Vol. 6, No. 7
~ Page 13 ~
Many of us who do personal evangelism have made a basic mistake in our response when a person asks us what is the difference in the church of Christ and any denomination. We begin to point out such things as, "Your church practices sprinkling. We immerse. Your church does not take the Lord's Supper each first day of the week. Ours does." And so on through the line of things we think are important. We thus strengthen the concept that they assume that we think "our church" is a better denomination than "their church."
Suppose their church quit sprinkling and started immersing. Suppose they "communed" each Sunday. Does that solve anything? Suppose you knock all the rotten apples from an apple tree? Does that make it a peach tree?

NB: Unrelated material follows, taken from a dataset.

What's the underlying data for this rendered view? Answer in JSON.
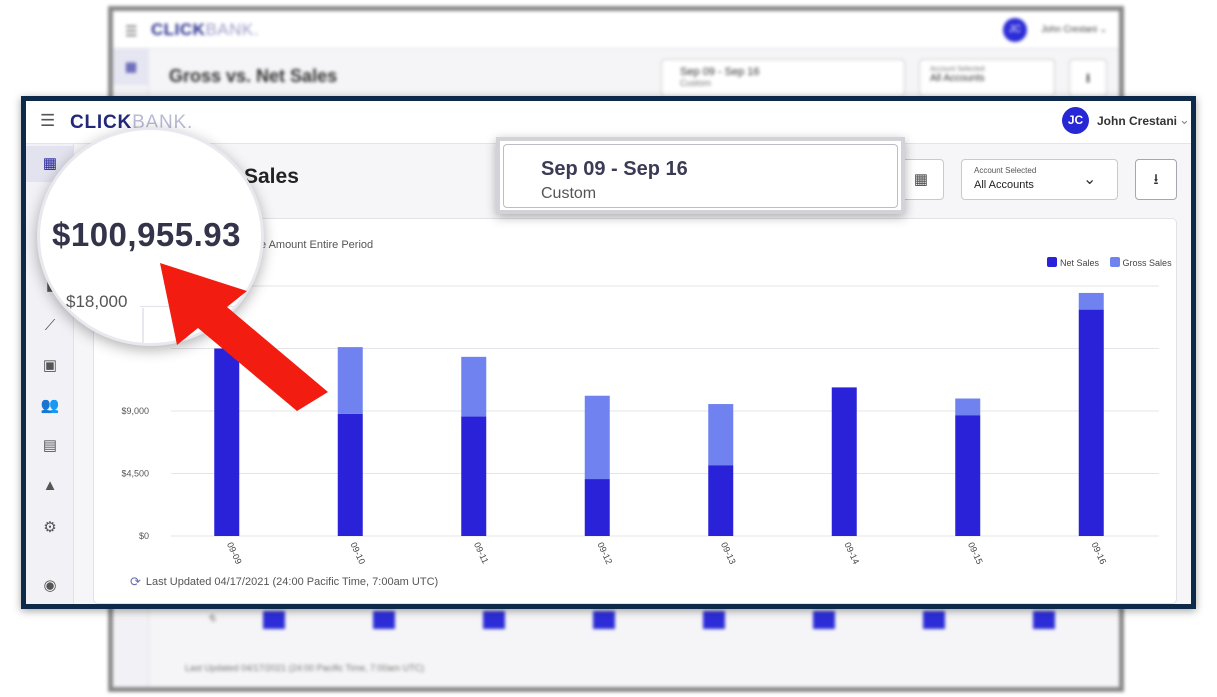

Let us try to make the point even clearer and more emphatic. Suppose a dozen of us decide to get together and organize a church. We call the meeting to order and raise some pertinent questions. First, what are we going to call the organization? After extended discussion about what names are better -- those that signify an act, an attitude, the structure of the organization or something else, the decision is made by a vote of 7 to 5 that we call it "The Church of Christ."
Next, we must decide the terms of membership. We debate about that at some length, and the minimum requirements we can all agree on are that one must confess some sort of belief in Christ, confess his sorrow for sin and be immersed. That passed by a vote of 8 to 4!
Next, we must come to some conclusion about activities the corporate body will perform. We discuss it at some length, and eventually conclude to do at least 5 things: Sing (preferably without musical instruments, for most of us feel we cannot afford good ones), pray (for most of us think the rest of us need it), take the Lord's Supper each week (for a lot of people think that if "taking communion" is worth anything, once a week is not too often), give (because we must have money if we are going to operate) and appoint someone who will deliver a homily.
Without belaboring the point any longer, can you not see that no matter what we decided in the meeting, or practiced after we left the meeting, we do not have a church of Christ as described in Matthew 16:18, even if we appoint elders and deacons, and refuse to call the preacher (or whoever delivers the homily) a "pastor"! Do you not see why? The whole thing was started on the wrong foundation. It does not matter what the superstructure looks like, if the building is not on the right foundation.
No denomination of our acquaintance was founded on the right foundation -- the authority of our Lord. It may well be that there are also things called "churches of Christ" and those individuals who are called "Christians" that did not start and do not operate on that basis. Calling a thing a "Mephitis" or "woods pussy" does not keep it from being a skunk!
If a person comes to you and says, "I want to be baptized into Christ for the remission of my sins, but when I do that, I will decide if and when I will attend the services, give, or do anything else, on my own terms," you have no authority to baptize him! But if you do baptize him and he attends a local congregation of God's people, he is not a disciple of Jesus (a Christian, Acts 11:26), for Jesus said in Matthew 16:24, "If any man will come after me, let him deny himself and take up his cross, and follow me." He did not do that! Have you ever thought carefully what the Great Commission says: "All authority is given to me -- go ye therefore -- " If a person does not do what he does, whether teaching, baptizing or anything else, in submission to the authority of Christ, it does not matter whether his mother wants it, his pastor wants it, his church wants it or he wants it; it is of no value!
The difference in your church and mine (if we each have one) is probably not worth discussing. But the difference in the Lord's church and everything else is as great as the difference between time and eternity. He will add you to it when you accept him as Lord, and do what he says, when he says, how he says, for the purpose he says.